IP address. All browsers include a feature that allows you to enter host names or IP addresses
that should not use the proxy. If you do not add the exception for the ISE, you encounter a loop
authentication page.
You also need to modify your redirection ACL to permit on the proxy port (8080 in this example).
Important Note about Switch SVIs
At this time, the switch needs a switch virtual interface (SVI) in order to reply to the client and send
the web portal redirection to the client. This SVI does not necessarily have to be on the client
subnet/VLAN. However, if the switch has no SVI in the client subnet/VLAN, it has to use any of the
other SVIs and send traffic as defined in the client routing table. This typically means traffic is sent
to another gateway in the core of the network; this traffic comes back to the access switch inside
the client subnet.
Firewalls typically block traffic from and to the same switch, as in this scenario, so redirection
might not work properly. Workarounds are to allow this behavior on the firewall or to create an SVI
on the access switch in the client subnet.
Important Note about HTTPS Redirection
Switches are able to redirect HTTPS traffic. Thus, if the guest client has a homepage in HTTPS,
the redirection occurs correctly.
The whole concept of redirection is based upon the fact that a device (in this case, the switch)
spoofs the website IP address. However, a major issue arises when the switch intercepts and
redirects HTTPS traffic because the switch can present only its own certificate in the Transport
Layer Security (TLS) handshake. Since this is not the same certificate as the website originally
requested, most browsers issue major alerts. The browsers correctly handle the redirection and
presentation of another certificate as a security concern. There is no workaround for this, and
there is no way for the switch to spoof your original website certificate.
Final Result
The client PC plugs in and performs MAB. The MAC address is not known, so ISE pushes the
redirection attributes back to the switch. The user tries to go to a website and is redirected.
When the authentication of the Login page is successful, the ISE bounces the switchport through
Change Of Authorization, which starts again a Layer 2 MAB authentication.
However, the ISE knows that it is a former webauth client and authorizes the client based on the
webauth credentials (although this is a Layer 2 authentication).
In the ISE authentication logs, the MAB authentication appears at the bottom of the log.

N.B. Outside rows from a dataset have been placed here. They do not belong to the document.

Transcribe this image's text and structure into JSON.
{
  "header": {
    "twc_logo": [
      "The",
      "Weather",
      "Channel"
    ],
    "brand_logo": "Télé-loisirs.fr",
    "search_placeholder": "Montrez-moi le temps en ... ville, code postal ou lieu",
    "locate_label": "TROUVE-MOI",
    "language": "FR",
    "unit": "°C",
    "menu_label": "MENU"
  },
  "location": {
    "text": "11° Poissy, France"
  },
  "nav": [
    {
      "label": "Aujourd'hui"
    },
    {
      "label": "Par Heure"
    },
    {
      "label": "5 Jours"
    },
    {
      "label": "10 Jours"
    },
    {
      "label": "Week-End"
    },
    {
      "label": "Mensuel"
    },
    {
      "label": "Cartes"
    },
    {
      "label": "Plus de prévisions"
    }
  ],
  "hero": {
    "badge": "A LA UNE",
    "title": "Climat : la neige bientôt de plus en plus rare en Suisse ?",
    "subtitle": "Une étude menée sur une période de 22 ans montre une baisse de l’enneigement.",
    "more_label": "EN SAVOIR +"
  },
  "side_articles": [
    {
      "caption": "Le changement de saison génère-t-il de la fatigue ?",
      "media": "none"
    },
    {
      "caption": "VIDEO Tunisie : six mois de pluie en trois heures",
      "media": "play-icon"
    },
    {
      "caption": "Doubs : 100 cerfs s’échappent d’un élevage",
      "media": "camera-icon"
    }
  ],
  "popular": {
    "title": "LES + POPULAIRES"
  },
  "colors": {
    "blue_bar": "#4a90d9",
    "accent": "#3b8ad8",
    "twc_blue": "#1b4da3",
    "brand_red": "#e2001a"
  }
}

Although it
is unknown, the MAC address was authenticated and profiled, and the webauth attributes were
returned. Next, authentication occurs with the user's username (that is, the user types his
credentials in the Login page). Immediately after authentication, a new Layer 2 authentication
occurs with the username as credentials; this authentication step is where you can return
attributes such dynamic VLAN.
There is currently no verification procedure available for this configuration.
There is currently no specific troubleshooting information available for this configuration.
Related Information
Cisco Identity Services Engine
Cisco Identity Services Engine Command Reference Guide
Integration of ISE (Identity Services Engine) with Cisco WLC (Wireless LAN Controller)
Requests for Comments (RFCs)
Technical Support & Documentation - Cisco Systems